Since early 2007 we've been hearing about this huge Le Corbusier exhibition to take place in the crypts of Liverpool Metropolitan Cathedral. In June 2007 stories that it might be canceled for fear that the humidity levels might ruin the archives, had us thinking, 'Why would anybody want to put on a modernist architecture exhibition in the crypt of a cathedral?' But it wasn't until we arrived in Cultural Capital of '08 for the opening of the city's fifth biennial that we understood.
The modernist cathedral was built by Sir Frederick Gibberd, who was himself greatly influenced by Le Corbusier.
More after the jump.
Organised by the Royal Institute of British Architects, the exhibition explores the creative process behind his most important projects, with previously unpublished material including original film footage by the architect, and reconstructions of his architectural models. It also focuses on Le Corbusier's concept of the synthesis of arts - fusing art, architecture, design, urban planning, film and other disciplines into a creative view of the contemporary environment - a concept that helped shape the twentieth century. Artworks by contemporaries including Charlotte Perriand, Jean Prouve, Fernand Leger, amongst others, place the man and his influence in context.

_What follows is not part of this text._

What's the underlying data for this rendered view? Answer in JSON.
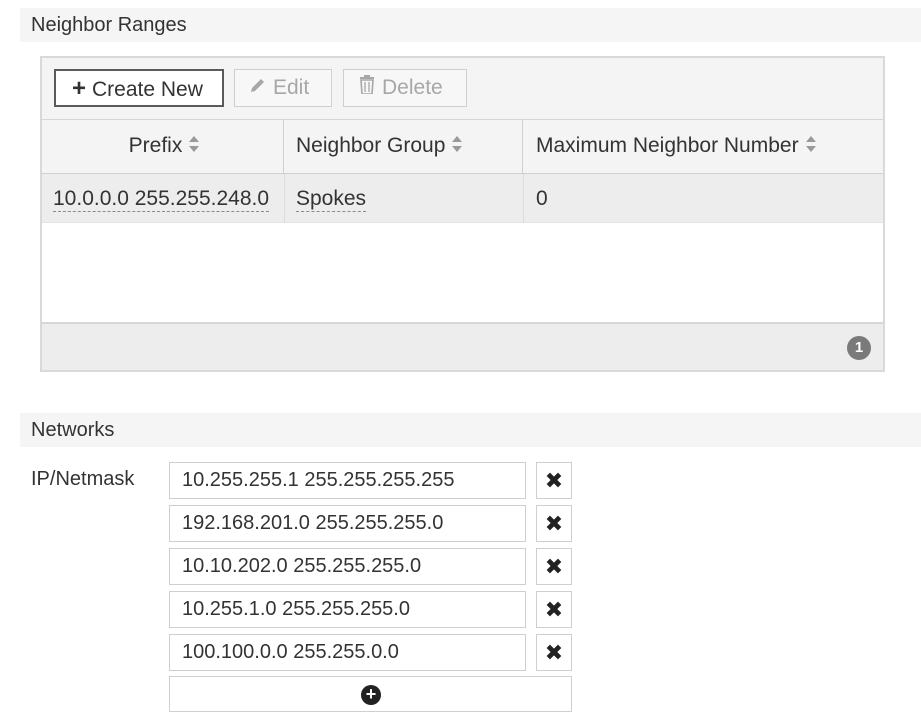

Divided into three sections - 'Contexts', 'Privacy and Publicity' and 'Built Art' - the exhibition focuses on major themes in Le Corbusier's work, such as his ongoing interest in the Mediterranean and the Orient, his shift toward organic forms in the 1930s, and his exploration of new technologies and media. Illustrating the creative process that determined his most important projects, the exhibition identifies Le Corbusier's historical sources and his underlying technical and philosophical preoccupations and themes.
Among the show's highlights are the monumental mural painting from Le Corbusier's own office at Rue de Sevres in Paris, a large-scale model of the Philips Pavilion (1958) that reflects Le Corbusier's anticipation of today's computer-generated architecture, original film footage shot by the architect in Arcachon and Rio de Janeiro, and a reconstruction of the model of Le Corbusier's utopian master plan for Paris, the Plan Voisin (1925), which established his reputation as one of the most advanced and controversial thinkers of his time.
Opening today, Le Corbusier - The Art of Architecture runs until January 18, 2009 and is curated by Le Corbusier scholars, Stanislaus von Moos, Arthur Ruegg and Mateo Kries, for Vitra Design Museum, Basel, in collaboration with the RIBA Trust and the Netherlands Architecture Institute, Rotterdam.
Photos courtesy of RIBA.